83-year-old toilet roll beats Tring Emperor Penguin for coveted museum award

A toilet roll dating back to 1936 has been voted the most-loved object owned by a county's museum.

The object beat 10 other museums which nominated items, including Tring's Emperor Penguin specimen, to win Hertfordshire Association of Museums' Object of the Year award.

The toilet roll has been described as the Letchworth's oldest

The toilet roll has been described as the Letchworth's oldest

The roll, manufactured by EE Russell, is on display at the Garden City Collection in Letchworth.

Julie Gregson, Head of Heritage Services at Hertfordshire County Council, said: “It was fantastic to see such a high standard of entries from a range of projects, highlighting the quality and quantity of activities taking place in Hertfordshire which have been described by the judges as innovative, ambitious, rewarding and valuable.

"The winning toilet roll is not only unusual but also shows Hertfordshire’s fascinating and varied history.”

Tring Natural History Museum's Emperor Penguin, was collected by British botanist and explorer Sir Joseph Dalton Hooker, who was also assistant surgeon aboard HMS Erebus on the Ross expedition to the Antarctic (1839-1843).

Emperor Penguin at the Natural History Museum in Tring

Emperor Penguin at the Natural History Museum in Tring

This penguin was one of the first specimens from the voyage to be brought to Britain and is the type specimen from which its species was scientifically described.

More than 1,600 members of the public voted for their object of the year from a choice of eleven which included; The Royston Tapestry from Royston Museum, a Shell Mosaic from St Albans Museum, and a 1793 Offley Fire Engine from North Hertfordshire Museum.

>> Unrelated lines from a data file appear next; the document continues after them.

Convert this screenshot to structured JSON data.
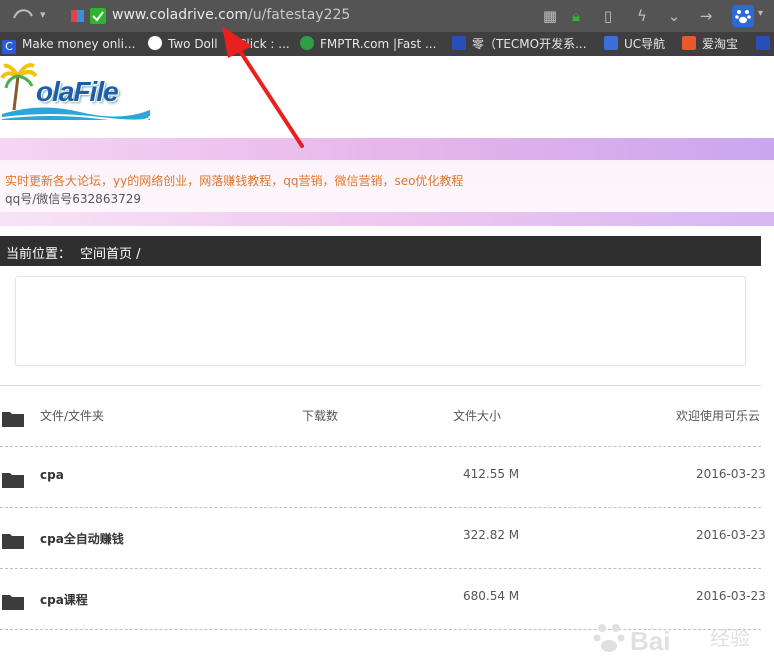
{
  "browser": {
    "url_host": "www.coladrive.com",
    "url_path": "/u/fatestay225",
    "bookmarks": [
      {
        "label": "Make money onli...",
        "color": "#2a5bd7"
      },
      {
        "label": "Two Doll",
        "color": "#e74c8b"
      },
      {
        "label": "Click : ...",
        "color": "#3f3f3f"
      },
      {
        "label": "FMPTR.com |Fast ...",
        "color": "#2f9e44"
      },
      {
        "label": "零（TECMO开发系...",
        "color": "#2a4fb8"
      },
      {
        "label": "UC导航",
        "color": "#3b6fd8"
      },
      {
        "label": "爱淘宝",
        "color": "#e8592b"
      }
    ]
  },
  "site": {
    "logo_text": "olaFile"
  },
  "banner": {
    "line1": "实时更新各大论坛，yy的网络创业，网落赚钱教程，qq营销，微信营销，seo优化教程",
    "line2": "qq号/微信号632863729"
  },
  "breadcrumb": {
    "label": "当前位置：",
    "path": "空间首页 /"
  },
  "table": {
    "headers": {
      "name": "文件/文件夹",
      "downloads": "下载数",
      "size": "文件大小",
      "date": "欢迎使用可乐云"
    },
    "rows": [
      {
        "name": "cpa",
        "size": "412.55 M",
        "date": "2016-03-23"
      },
      {
        "name": "cpa全自动赚钱",
        "size": "322.82 M",
        "date": "2016-03-23"
      },
      {
        "name": "cpa课程",
        "size": "680.54 M",
        "date": "2016-03-23"
      }
    ]
  },
  "watermark": {
    "text": "Bai",
    "text2": "经验"
  },
  "colors": {
    "breadcrumb_bg": "#2f2f2f",
    "banner_text": "#e0762a",
    "arrow": "#e8211f"
  }
}
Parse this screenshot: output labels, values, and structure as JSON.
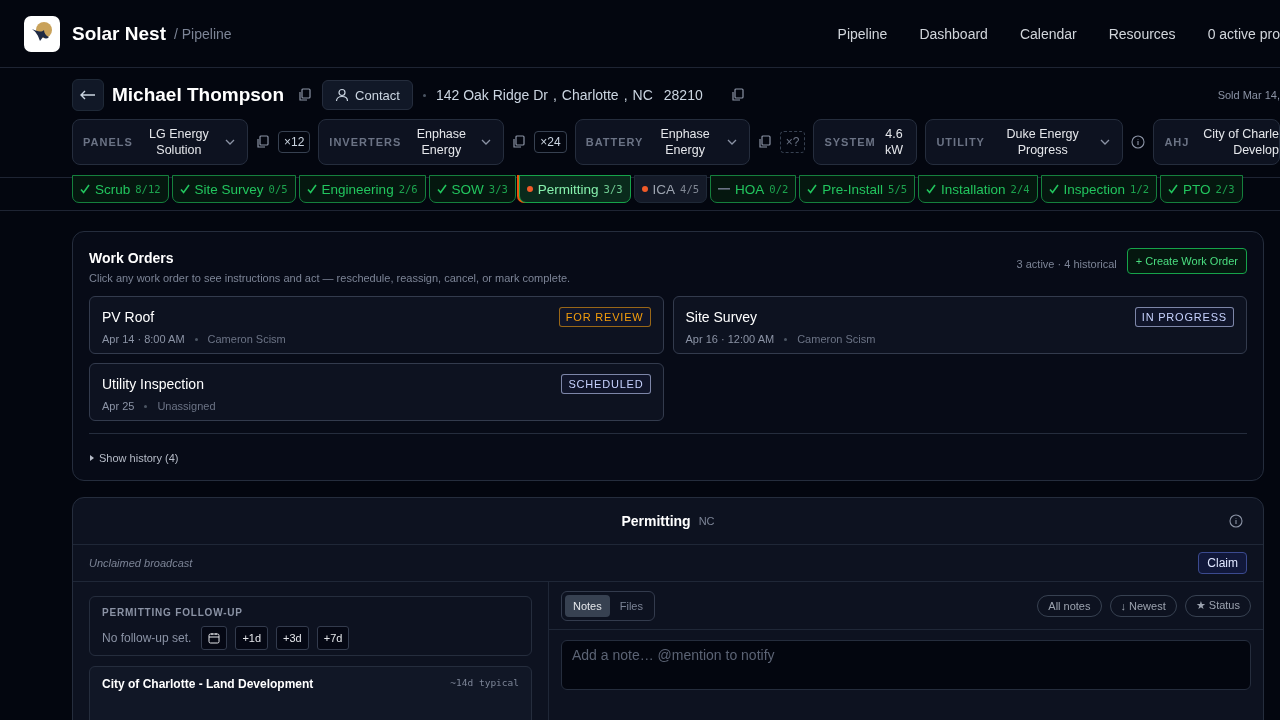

At last year's inaugural awards, it was won by Charlie the Chimp from Watford Museum which got more than 65 per cent of the public vote.